Virginia Tech trailed Arkansas by 24 points at halftime of Thursday’s Belk Bowl at Bank of America Stadium and it didn’t even matter.
Scoring all their points after halftime, the 18th-ranked Hokies put on a stirring second-half rally and beat the Razorbacks 35-24 in front of a crowd of 46,902, most of them Virginia Tech fans. It was the largest comeback in Virginia Tech history.
The Razorbacks (7-6) saw their 24-0 halftime lead evaporate when the Hokies (10-4) scored four consecutive touchdowns to take a 28-24 lead early in the fourth quarter. Two of those touchdowns came after interceptions thrown by Arkansas quarterback Austin Allen, who had been stellar in the first half.

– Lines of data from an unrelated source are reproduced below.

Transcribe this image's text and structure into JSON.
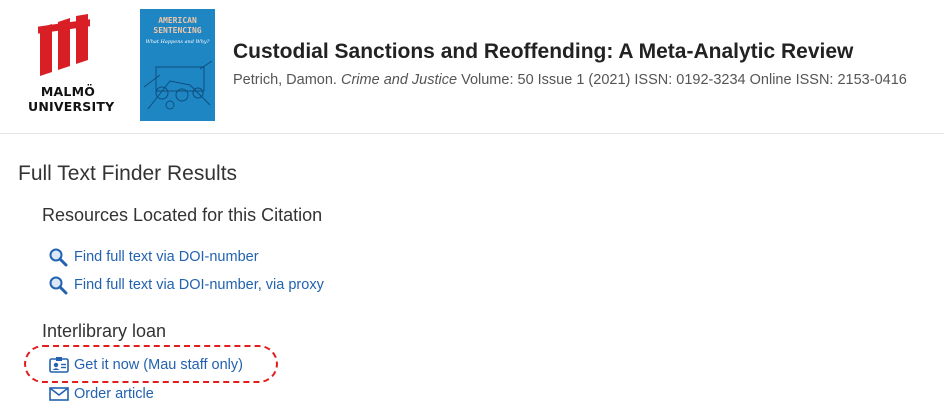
{
  "header": {
    "logo": {
      "line1": "MALMÖ",
      "line2": "UNIVERSITY",
      "brand_color": "#d91f26"
    },
    "cover": {
      "title_line1": "AMERICAN",
      "title_line2": "SENTENCING",
      "subtitle": "What Happens and Why?",
      "color": "#1f86c4"
    },
    "article_title": "Custodial Sanctions and Reoffending: A Meta-Analytic Review",
    "citation": {
      "author": "Petrich, Damon.",
      "journal": "Crime and Justice",
      "details": "Volume: 50 Issue 1 (2021) ISSN: 0192-3234 Online ISSN: 2153-0416"
    }
  },
  "main": {
    "heading": "Full Text Finder Results",
    "resources": {
      "heading": "Resources Located for this Citation",
      "links": [
        {
          "label": "Find full text via DOI-number",
          "icon": "magnifier-icon"
        },
        {
          "label": "Find full text via DOI-number, via proxy",
          "icon": "magnifier-icon"
        }
      ]
    },
    "ill": {
      "heading": "Interlibrary loan",
      "links": [
        {
          "label": "Get it now (Mau staff only)",
          "icon": "id-card-icon"
        },
        {
          "label": "Order article",
          "icon": "envelope-icon"
        }
      ]
    }
  },
  "colors": {
    "link": "#2262b0",
    "highlight": "#e31c1c"
  }
}
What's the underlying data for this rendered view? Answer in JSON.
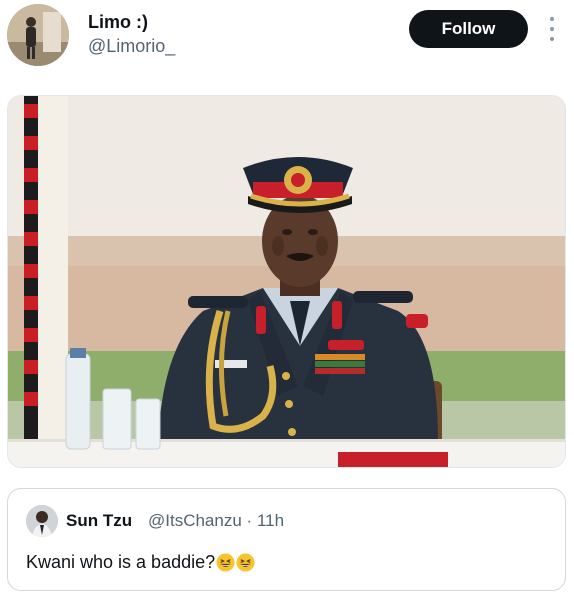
{
  "post": {
    "author_name": "Limo :)",
    "author_handle": "@Limorio_",
    "follow_label": "Follow",
    "more_icon": "more-vertical-icon",
    "media_alt": "Military officer in dress uniform seated at a table"
  },
  "quote": {
    "author_name": "Sun Tzu",
    "author_handle": "@ItsChanzu",
    "separator": "·",
    "time": "11h",
    "text": "Kwani who is a baddie?",
    "emoji": [
      "grinning-squinting-face-emoji",
      "grinning-squinting-face-emoji"
    ]
  },
  "colors": {
    "follow_bg": "#0f1419",
    "text_primary": "#0f1419",
    "text_secondary": "#536471",
    "uniform": "#27313f",
    "cap_band": "#c8202a",
    "gold": "#d9b34a"
  }
}
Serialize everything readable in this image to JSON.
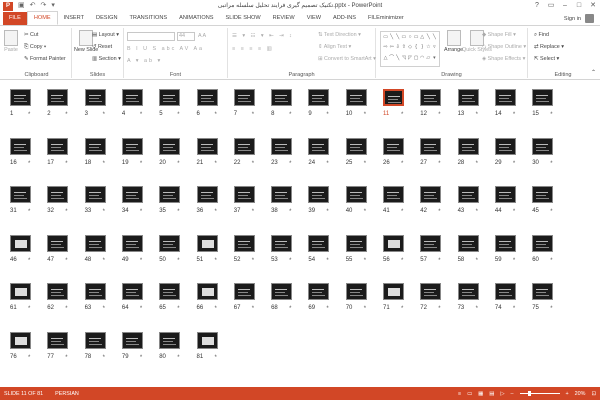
{
  "window": {
    "title": "تکنیک تصمیم گیری فرایند تحلیل سلسله مراتبی.pptx - PowerPoint",
    "app_icon": "P",
    "icons": {
      "save": "save-icon",
      "undo": "undo-icon",
      "redo": "redo-icon",
      "customize": "customize-icon",
      "help": "help-icon",
      "minimize": "minimize-icon",
      "restore": "restore-icon",
      "close": "close-icon"
    }
  },
  "tabs": [
    {
      "label": "FILE"
    },
    {
      "label": "HOME"
    },
    {
      "label": "INSERT"
    },
    {
      "label": "DESIGN"
    },
    {
      "label": "TRANSITIONS"
    },
    {
      "label": "ANIMATIONS"
    },
    {
      "label": "SLIDE SHOW"
    },
    {
      "label": "REVIEW"
    },
    {
      "label": "VIEW"
    },
    {
      "label": "ADD-INS"
    },
    {
      "label": "FILEminimizer"
    }
  ],
  "account": {
    "signin": "Sign in"
  },
  "ribbon": {
    "clipboard": {
      "paste": "Paste",
      "cut": "Cut",
      "copy": "Copy",
      "format_painter": "Format Painter",
      "label": "Clipboard"
    },
    "slides": {
      "new_slide": "New Slide",
      "layout": "Layout",
      "reset": "Reset",
      "section": "Section",
      "label": "Slides"
    },
    "font": {
      "size": "44",
      "label": "Font"
    },
    "paragraph": {
      "text_direction": "Text Direction",
      "align_text": "Align Text",
      "convert": "Convert to SmartArt",
      "label": "Paragraph"
    },
    "drawing": {
      "arrange": "Arrange",
      "quick_styles": "Quick Styles",
      "shape_fill": "Shape Fill",
      "shape_outline": "Shape Outline",
      "shape_effects": "Shape Effects",
      "label": "Drawing"
    },
    "editing": {
      "find": "Find",
      "replace": "Replace",
      "select": "Select",
      "label": "Editing"
    }
  },
  "slides": [
    "1",
    "2",
    "3",
    "4",
    "5",
    "6",
    "7",
    "8",
    "9",
    "10",
    "11",
    "12",
    "13",
    "14",
    "15",
    "16",
    "17",
    "18",
    "19",
    "20",
    "21",
    "22",
    "23",
    "24",
    "25",
    "26",
    "27",
    "28",
    "29",
    "30",
    "31",
    "32",
    "33",
    "34",
    "35",
    "36",
    "37",
    "38",
    "39",
    "40",
    "41",
    "42",
    "43",
    "44",
    "45",
    "46",
    "47",
    "48",
    "49",
    "50",
    "51",
    "52",
    "53",
    "54",
    "55",
    "56",
    "57",
    "58",
    "59",
    "60",
    "61",
    "62",
    "63",
    "64",
    "65",
    "66",
    "67",
    "68",
    "69",
    "70",
    "71",
    "72",
    "73",
    "74",
    "75",
    "76",
    "77",
    "78",
    "79",
    "80",
    "81"
  ],
  "selected_slide": "11",
  "star": "*",
  "status": {
    "slide": "SLIDE 11 OF 81",
    "language": "PERSIAN",
    "zoom": "20%"
  },
  "colors": {
    "accent": "#d24726",
    "thumb_bg": "#1b1b1b"
  }
}
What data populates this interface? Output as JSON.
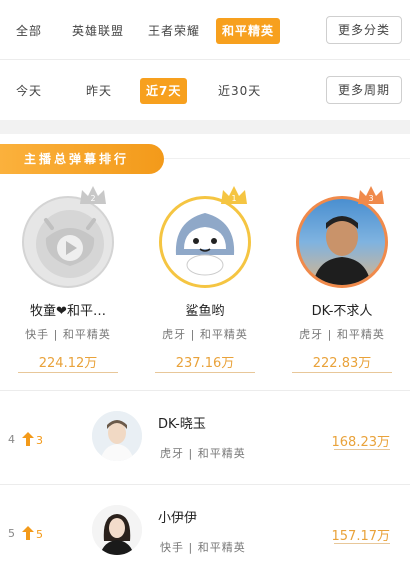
{
  "category_filters": {
    "items": [
      "全部",
      "英雄联盟",
      "王者荣耀",
      "和平精英"
    ],
    "active": "和平精英",
    "more_label": "更多分类"
  },
  "period_filters": {
    "items": [
      "今天",
      "昨天",
      "近7天",
      "近30天"
    ],
    "active": "近7天",
    "more_label": "更多周期"
  },
  "section_title": "主播总弹幕排行",
  "podium": [
    {
      "rank": "2",
      "name": "牧童❤和平…",
      "platform": "快手 | 和平精英",
      "value": "224.12万",
      "crown_color": "#c8c8c8"
    },
    {
      "rank": "1",
      "name": "鲨鱼哟",
      "platform": "虎牙 | 和平精英",
      "value": "237.16万",
      "crown_color": "#f5c542"
    },
    {
      "rank": "3",
      "name": "DK-不求人",
      "platform": "虎牙 | 和平精英",
      "value": "222.83万",
      "crown_color": "#f08a4b"
    }
  ],
  "ranking": [
    {
      "rank": "4",
      "delta": "3",
      "name": "DK-晓玉",
      "platform": "虎牙 | 和平精英",
      "value": "168.23万"
    },
    {
      "rank": "5",
      "delta": "5",
      "name": "小伊伊",
      "platform": "快手 | 和平精英",
      "value": "157.17万"
    }
  ],
  "colors": {
    "accent": "#f7a01e",
    "value": "#e9a23a",
    "border": "#ececec"
  }
}
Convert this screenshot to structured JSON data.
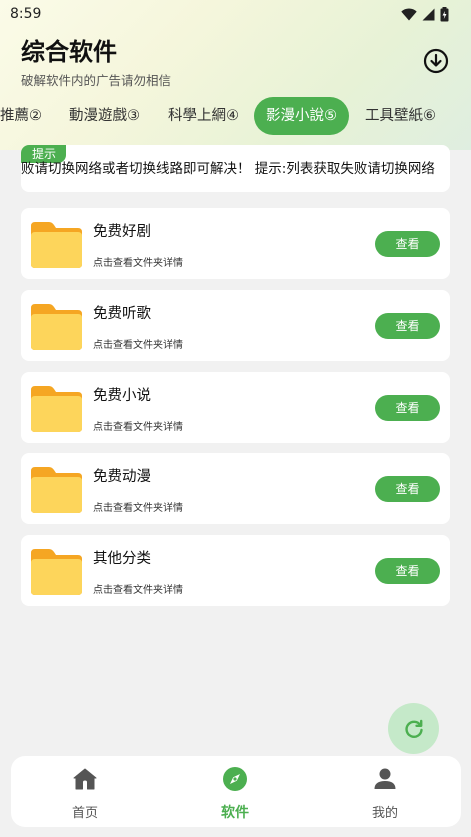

When Virginia Tech’s Travon McMillian scored on a 6-yard run with 12 minutes, 3 seconds remaining, the Hokies’ comeback was complete with time to spare. Virginia Tech got its final points on a 1-yard run by quarterback Jerod Evans. The score was set up by Allen’s third interception of the half, this one by Hokies defensive back Terrell Edmunds.
Arkansas started to build its substantial first-half lead after Evans obliged by fumbling on the game’s first play from scrimmage. The Razorbacks turned that into a 38-yard field goal by Cole Hedlund. Arkansas tacked on two touchdowns in the first quarter on a 1-yard run by Allen and a 28-yard pass from Allen to Cheyenne O’Grady.
Cole threw his second touchdown pass of the game with 10:05 left in the second quarter when he hit Keon Hatcher from 12 yards out.
Three who mattered
Allen: Arkansas’ quarterback was sharp and in control in the first half, completing 13 of 16 passes for 215 yards and two touchdowns. He turned around and threw three interceptions in the third quarter, however.
Evans: Virginia Tech’s do-everything quarterback threw for 243 yards and two touchdowns, and rushed for 87 yards and scored twice.
Cam Phillips: Hokies receiver caught six passes for 115 yards and was named the game’s most valuable player.
▪ The first half could not have gone any worse for Virginia Tech. The Hokies had two turnovers – including a fumble on the first play from scrimmage – and Evans was sacked on fourth down to end another possession. That all contributed to Arkansas’ 17-0 lead after one quarter.
▪ Arkansas probably got away with one in the second quarter when a defensive back collided with a Hokies receiver and no pass interference was called. That no-call received a smattering of boos from the Virginia Tech faithful.
▪ The final indignity of the first half for Virginia Tech came when junior kicker Joey Slye missed a 47-yard field goal attempt as time ran out. Slye entered the game needing six field goals to break the school record of 68.
▪ Tackle of the game came in the third quarter from Virginia Tech defensive back Chuck Clark, who submarined Arkansas running back Devwah Whaley, causing him to do a complete flip in midair.
▪ Attendance was 46,902, a figure bowl organizers were happy with. It appeared at least 40,000 were dressed in Virginia Tech’s burnt orange and Chicago maroon colors.
▪ Arkansas’ 90-yard touchdown drive in the first quarter was the longest scoring drive allowed by Virginia Tech this season.
▪ Virginia Tech also faced a huge deficit in the ACC championship game against Clemson, but couldn’t complete the comeback. The Tigers led 35-14 in the third quarter before a Hokies rally fell short in a 42-35 Clemson victory.
They said it
“Our kids have phenomenal character, work ethic and toughness. “Playing well was important today. We didn’t do it in the first half.” – Virginia Tech coach Justin Fuente.
“This is how our season went: hard, smart and tough.” – Virginia Tech receiver Cam Phillips, the game’s MVP.
“I’ve never seen anything turn the tide so quickly, in all three phases of the game. It’s all on my shoulders, 100 percent my responsibility.” – Arkansas coach Bret Bielema.
“It’s not all right to accept this.” -- Bielema.